There already exist provisions in the present company law for inspection of companies for detection of wrong doing. These provisions have been routinely abused for extrinsic reasons. It may come as a shock to many in this country to know that even Satyam was inspected under these provisions not long ago before the fraud broke out and was given almost a clean chit. Unless these inspections are taken seriously by all concerned and are conducted by people with impeccable competence and integrity, the preventive measures against big corporate frauds can never sustain. The same provisions can be tweaked to provide for inclusion of reputational agents like well known audit firms and corporate lawyers to conduct inspections under the direct charge of the Joint Secretary concerned. The Companies Bill, 2009, does not address this aspect in any way.

Justice delivery system

Should not a credible and competent corporate justice delivery system be put in place? There is a lot of truth in the axiom that law is as good as it is enforced. No matter how good the law is, poor and delayed enforcement of law makes it a mockery. The case in India is that of delayed and poor enforcement. The higher judiciary in India has definitely played a good role in raising the bar in the interpretation of the company law.

However, weighed down with a docket explosion and a lack of specialist focus, the higher judiciary has not been able to play an important role in the corporate justice delivery system.

The Company Law Board thus came about. However, the track record of the Company Law Board in the corporate justice delivery system has been a mixed one. The Companies (Amendment) Act, 2002, brought about the idea of a National Company Law Tribunal (NCLT) along with a National Company Law Appellate Tribunal to reinforce the collapsing corporate justice delivery system. This legislation has been mired in judicial controversy for a long time until the Constitutional Bench of the Supreme Court gave its final verdict legitimising the formation of the National Company Law Tribunal and the National Company Law Appellate Tribunal in a holistic manner.

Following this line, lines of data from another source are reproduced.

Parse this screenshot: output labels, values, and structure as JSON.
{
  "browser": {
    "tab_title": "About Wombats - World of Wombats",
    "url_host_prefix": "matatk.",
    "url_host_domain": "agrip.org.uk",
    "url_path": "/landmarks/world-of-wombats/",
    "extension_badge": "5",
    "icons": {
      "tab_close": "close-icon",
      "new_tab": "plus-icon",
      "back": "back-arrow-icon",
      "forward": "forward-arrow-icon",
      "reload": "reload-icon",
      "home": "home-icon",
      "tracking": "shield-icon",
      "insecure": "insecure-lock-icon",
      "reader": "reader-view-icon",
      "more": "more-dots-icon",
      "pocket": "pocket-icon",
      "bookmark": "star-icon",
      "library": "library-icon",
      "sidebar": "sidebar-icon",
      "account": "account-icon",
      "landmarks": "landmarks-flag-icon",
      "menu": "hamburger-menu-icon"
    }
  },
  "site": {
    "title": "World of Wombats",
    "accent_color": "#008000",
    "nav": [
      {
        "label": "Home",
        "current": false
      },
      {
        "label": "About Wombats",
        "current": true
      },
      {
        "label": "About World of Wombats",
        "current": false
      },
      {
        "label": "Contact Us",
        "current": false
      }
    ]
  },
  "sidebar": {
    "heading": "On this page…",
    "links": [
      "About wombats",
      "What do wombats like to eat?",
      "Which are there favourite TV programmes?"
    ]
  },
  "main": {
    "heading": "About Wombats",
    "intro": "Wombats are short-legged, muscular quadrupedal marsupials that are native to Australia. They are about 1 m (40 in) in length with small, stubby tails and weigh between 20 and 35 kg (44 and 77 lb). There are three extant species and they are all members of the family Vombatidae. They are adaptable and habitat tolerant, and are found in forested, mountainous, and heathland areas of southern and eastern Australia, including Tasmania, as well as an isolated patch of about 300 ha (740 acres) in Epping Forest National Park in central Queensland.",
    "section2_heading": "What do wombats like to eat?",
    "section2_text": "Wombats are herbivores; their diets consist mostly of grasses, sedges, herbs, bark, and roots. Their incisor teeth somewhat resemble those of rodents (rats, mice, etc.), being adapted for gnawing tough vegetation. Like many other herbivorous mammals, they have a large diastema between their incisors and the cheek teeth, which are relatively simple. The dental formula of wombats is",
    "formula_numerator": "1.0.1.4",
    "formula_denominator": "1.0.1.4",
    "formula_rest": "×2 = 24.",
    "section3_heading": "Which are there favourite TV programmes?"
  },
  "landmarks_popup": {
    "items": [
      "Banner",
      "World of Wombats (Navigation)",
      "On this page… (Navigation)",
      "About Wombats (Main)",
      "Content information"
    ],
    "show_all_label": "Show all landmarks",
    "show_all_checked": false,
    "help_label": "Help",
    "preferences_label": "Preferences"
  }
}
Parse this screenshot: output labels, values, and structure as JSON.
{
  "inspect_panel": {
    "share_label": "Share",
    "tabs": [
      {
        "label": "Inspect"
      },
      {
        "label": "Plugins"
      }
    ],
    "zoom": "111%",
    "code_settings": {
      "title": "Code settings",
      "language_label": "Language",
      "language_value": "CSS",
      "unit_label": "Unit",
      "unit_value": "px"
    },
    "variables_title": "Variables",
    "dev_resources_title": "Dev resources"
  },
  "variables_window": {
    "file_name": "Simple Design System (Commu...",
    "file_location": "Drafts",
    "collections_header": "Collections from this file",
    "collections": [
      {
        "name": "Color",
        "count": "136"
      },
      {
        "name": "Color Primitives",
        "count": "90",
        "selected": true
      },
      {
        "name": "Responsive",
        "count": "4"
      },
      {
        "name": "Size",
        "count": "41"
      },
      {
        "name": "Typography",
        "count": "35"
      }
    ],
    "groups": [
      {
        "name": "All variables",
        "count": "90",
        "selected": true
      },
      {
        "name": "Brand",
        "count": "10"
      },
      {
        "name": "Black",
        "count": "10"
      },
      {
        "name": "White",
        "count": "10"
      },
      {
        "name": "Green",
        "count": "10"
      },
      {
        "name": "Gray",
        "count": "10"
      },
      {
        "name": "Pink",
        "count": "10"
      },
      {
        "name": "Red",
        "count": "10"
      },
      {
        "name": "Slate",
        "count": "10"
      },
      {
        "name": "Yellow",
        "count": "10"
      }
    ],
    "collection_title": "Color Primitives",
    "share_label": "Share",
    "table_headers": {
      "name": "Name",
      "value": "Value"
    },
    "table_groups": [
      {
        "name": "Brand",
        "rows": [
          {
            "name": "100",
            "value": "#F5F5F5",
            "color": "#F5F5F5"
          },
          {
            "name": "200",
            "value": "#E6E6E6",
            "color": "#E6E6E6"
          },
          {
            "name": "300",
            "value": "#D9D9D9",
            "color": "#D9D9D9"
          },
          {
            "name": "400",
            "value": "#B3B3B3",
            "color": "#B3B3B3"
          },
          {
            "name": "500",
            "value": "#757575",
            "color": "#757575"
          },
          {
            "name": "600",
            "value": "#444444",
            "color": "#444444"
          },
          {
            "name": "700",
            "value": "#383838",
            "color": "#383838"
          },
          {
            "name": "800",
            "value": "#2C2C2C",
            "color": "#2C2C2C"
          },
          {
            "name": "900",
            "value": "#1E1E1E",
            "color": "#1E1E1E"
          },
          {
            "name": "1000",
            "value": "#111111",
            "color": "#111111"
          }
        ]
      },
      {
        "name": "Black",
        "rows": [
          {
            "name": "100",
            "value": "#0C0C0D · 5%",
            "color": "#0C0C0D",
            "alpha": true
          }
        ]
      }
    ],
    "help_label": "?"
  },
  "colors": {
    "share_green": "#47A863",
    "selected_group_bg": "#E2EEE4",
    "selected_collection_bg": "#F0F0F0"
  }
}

The Companies Bill, 2009, has to be revised to capture the letter and spirit of the judgment of the Constitutional Bench of the Supreme Court in the NCLT matter. However, a year on after so many scams have broken out within the government, it looks wise to reinforce the corporate justice delivery system within the folds of the higher judiciary by creating specialised Benches for corporate law like the Chancery Division in England. To unlock value in liquidation matters which are more administrative in nature, liquidation matters can be taken away from the higher judiciary and placed in the jurisdiction of an expanded Company Law Board with private liquidators handling the matters. Such an approach should result in a credible corporate justice delivery system.

The Companies Bill, 2009, should be revised taking into account the sensible recommendations of the Parliamentary Standing Committee's report on the Bill, and the four strategic issues outlined above. For a government, which is under attack on account of various scams, this is a good opportunity to show its sincerity of purpose to the people of India by doing so.

LVV Iyer & Associates

He can be contacted at:

This article is closed for comments.
Please Email the Editor

Printable version | Apr 14, 2021 1:30:42 AM |

Next Story